- _Data under study_

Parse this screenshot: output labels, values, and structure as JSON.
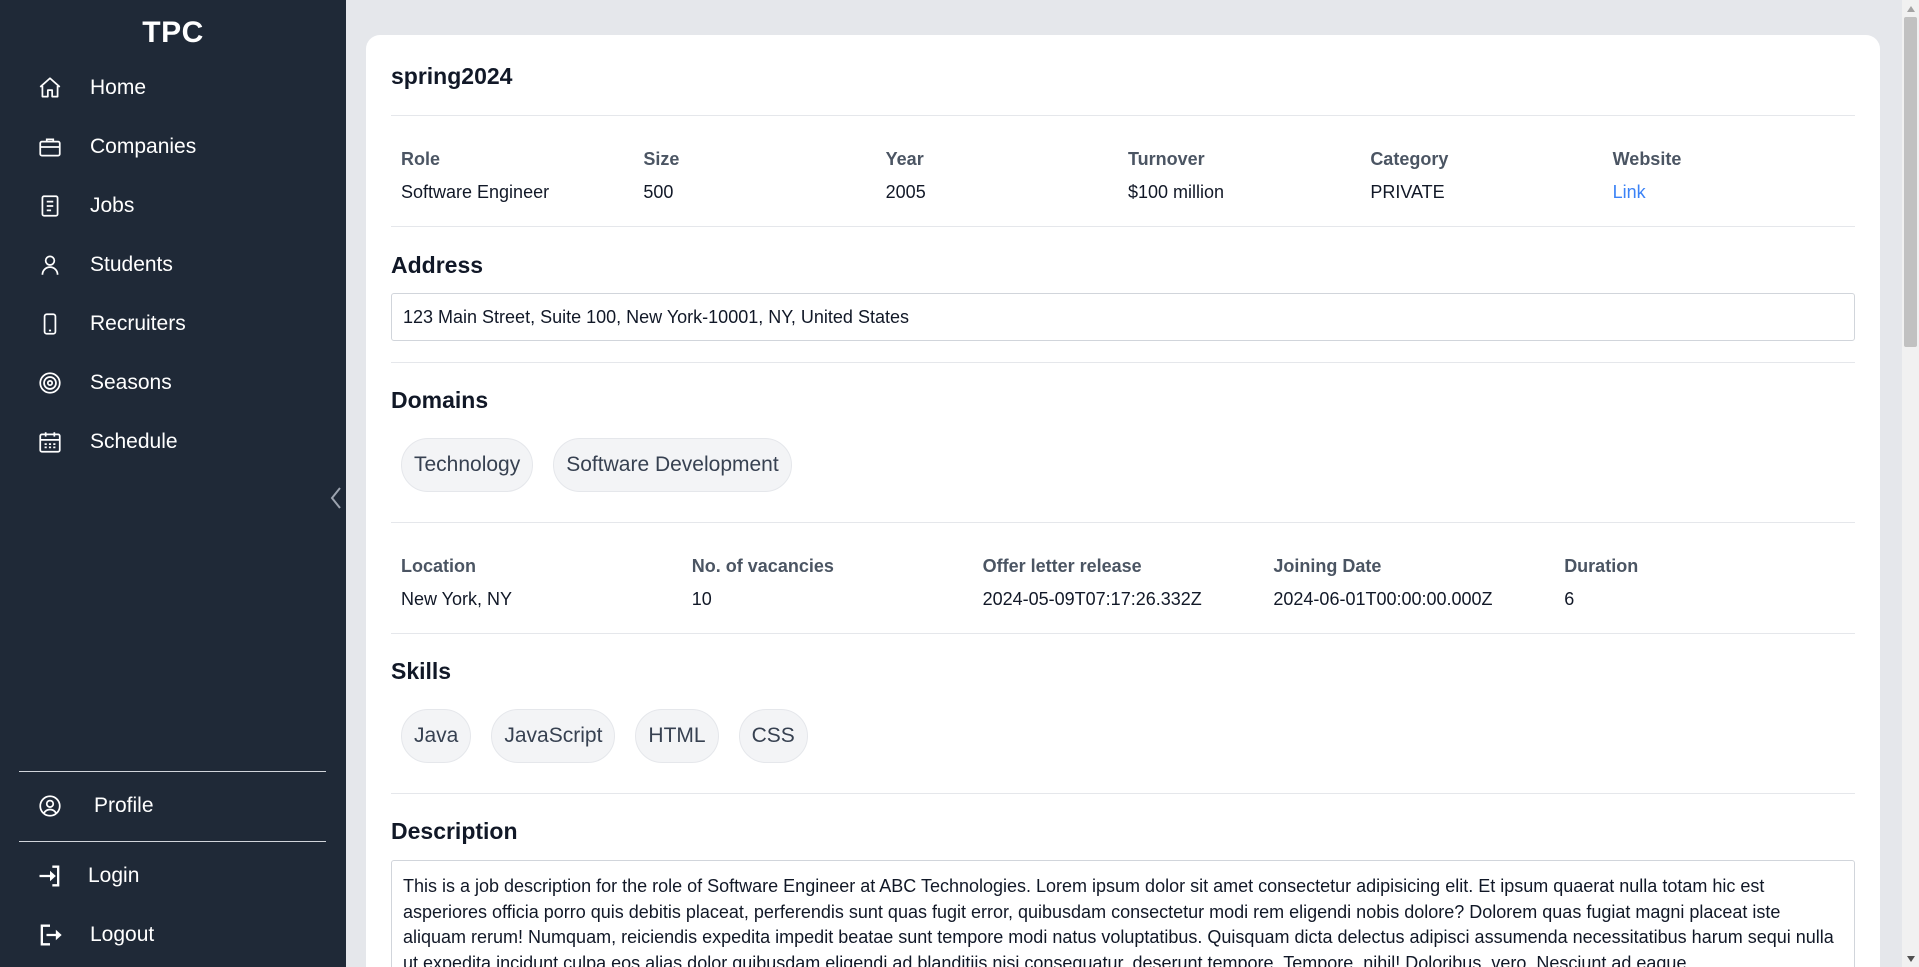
{
  "sidebar": {
    "brand": "TPC",
    "items": [
      {
        "label": "Home",
        "icon": "home-icon"
      },
      {
        "label": "Companies",
        "icon": "briefcase-icon"
      },
      {
        "label": "Jobs",
        "icon": "document-icon"
      },
      {
        "label": "Students",
        "icon": "user-icon"
      },
      {
        "label": "Recruiters",
        "icon": "phone-icon"
      },
      {
        "label": "Seasons",
        "icon": "target-icon"
      },
      {
        "label": "Schedule",
        "icon": "calendar-icon"
      }
    ],
    "profile": "Profile",
    "login": "Login",
    "logout": "Logout"
  },
  "job": {
    "title": "spring2024",
    "summary": [
      {
        "key": "Role",
        "value": "Software Engineer"
      },
      {
        "key": "Size",
        "value": "500"
      },
      {
        "key": "Year",
        "value": "2005"
      },
      {
        "key": "Turnover",
        "value": "$100 million"
      },
      {
        "key": "Category",
        "value": "PRIVATE"
      },
      {
        "key": "Website",
        "value": "Link"
      }
    ],
    "address_title": "Address",
    "address": "123 Main Street, Suite 100, New York-10001, NY, United States",
    "domains_title": "Domains",
    "domains": [
      "Technology",
      "Software Development"
    ],
    "details": [
      {
        "key": "Location",
        "value": "New York, NY"
      },
      {
        "key": "No. of vacancies",
        "value": "10"
      },
      {
        "key": "Offer letter release",
        "value": "2024-05-09T07:17:26.332Z"
      },
      {
        "key": "Joining Date",
        "value": "2024-06-01T00:00:00.000Z"
      },
      {
        "key": "Duration",
        "value": "6"
      }
    ],
    "skills_title": "Skills",
    "skills": [
      "Java",
      "JavaScript",
      "HTML",
      "CSS"
    ],
    "description_title": "Description",
    "description": "This is a job description for the role of Software Engineer at ABC Technologies. Lorem ipsum dolor sit amet consectetur adipisicing elit. Et ipsum quaerat nulla totam hic est asperiores officia porro quis debitis placeat, perferendis sunt quas fugit error, quibusdam consectetur modi rem eligendi nobis dolore? Dolorem quas fugiat magni placeat iste aliquam rerum! Numquam, reiciendis expedita impedit beatae sunt tempore modi natus voluptatibus. Quisquam dicta delectus adipisci assumenda necessitatibus harum sequi nulla ut expedita incidunt culpa eos alias dolor quibusdam eligendi ad blanditiis nisi consequatur, deserunt tempore. Tempore, nihil! Doloribus, vero. Nesciunt ad eaque"
  },
  "colors": {
    "sidebar_bg": "#1f2937",
    "page_bg": "#e5e7eb",
    "link": "#3b82f6"
  }
}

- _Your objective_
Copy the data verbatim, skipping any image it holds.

- _Solution to this task_
Parse this screenshot: output labels, values, and structure as JSON.
{
  "sidebar": {
    "brand": "TPC",
    "items": [
      {
        "label": "Home",
        "icon": "home-icon"
      },
      {
        "label": "Companies",
        "icon": "briefcase-icon"
      },
      {
        "label": "Jobs",
        "icon": "document-icon"
      },
      {
        "label": "Students",
        "icon": "user-icon"
      },
      {
        "label": "Recruiters",
        "icon": "phone-icon"
      },
      {
        "label": "Seasons",
        "icon": "target-icon"
      },
      {
        "label": "Schedule",
        "icon": "calendar-icon"
      }
    ],
    "profile": "Profile",
    "login": "Login",
    "logout": "Logout"
  },
  "job": {
    "title": "spring2024",
    "summary": [
      {
        "key": "Role",
        "value": "Software Engineer"
      },
      {
        "key": "Size",
        "value": "500"
      },
      {
        "key": "Year",
        "value": "2005"
      },
      {
        "key": "Turnover",
        "value": "$100 million"
      },
      {
        "key": "Category",
        "value": "PRIVATE"
      },
      {
        "key": "Website",
        "value": "Link"
      }
    ],
    "address_title": "Address",
    "address": "123 Main Street, Suite 100, New York-10001, NY, United States",
    "domains_title": "Domains",
    "domains": [
      "Technology",
      "Software Development"
    ],
    "details": [
      {
        "key": "Location",
        "value": "New York, NY"
      },
      {
        "key": "No. of vacancies",
        "value": "10"
      },
      {
        "key": "Offer letter release",
        "value": "2024-05-09T07:17:26.332Z"
      },
      {
        "key": "Joining Date",
        "value": "2024-06-01T00:00:00.000Z"
      },
      {
        "key": "Duration",
        "value": "6"
      }
    ],
    "skills_title": "Skills",
    "skills": [
      "Java",
      "JavaScript",
      "HTML",
      "CSS"
    ],
    "description_title": "Description",
    "description": "This is a job description for the role of Software Engineer at ABC Technologies. Lorem ipsum dolor sit amet consectetur adipisicing elit. Et ipsum quaerat nulla totam hic est asperiores officia porro quis debitis placeat, perferendis sunt quas fugit error, quibusdam consectetur modi rem eligendi nobis dolore? Dolorem quas fugiat magni placeat iste aliquam rerum! Numquam, reiciendis expedita impedit beatae sunt tempore modi natus voluptatibus. Quisquam dicta delectus adipisci assumenda necessitatibus harum sequi nulla ut expedita incidunt culpa eos alias dolor quibusdam eligendi ad blanditiis nisi consequatur, deserunt tempore. Tempore, nihil! Doloribus, vero. Nesciunt ad eaque"
  },
  "colors": {
    "sidebar_bg": "#1f2937",
    "page_bg": "#e5e7eb",
    "link": "#3b82f6"
  }
}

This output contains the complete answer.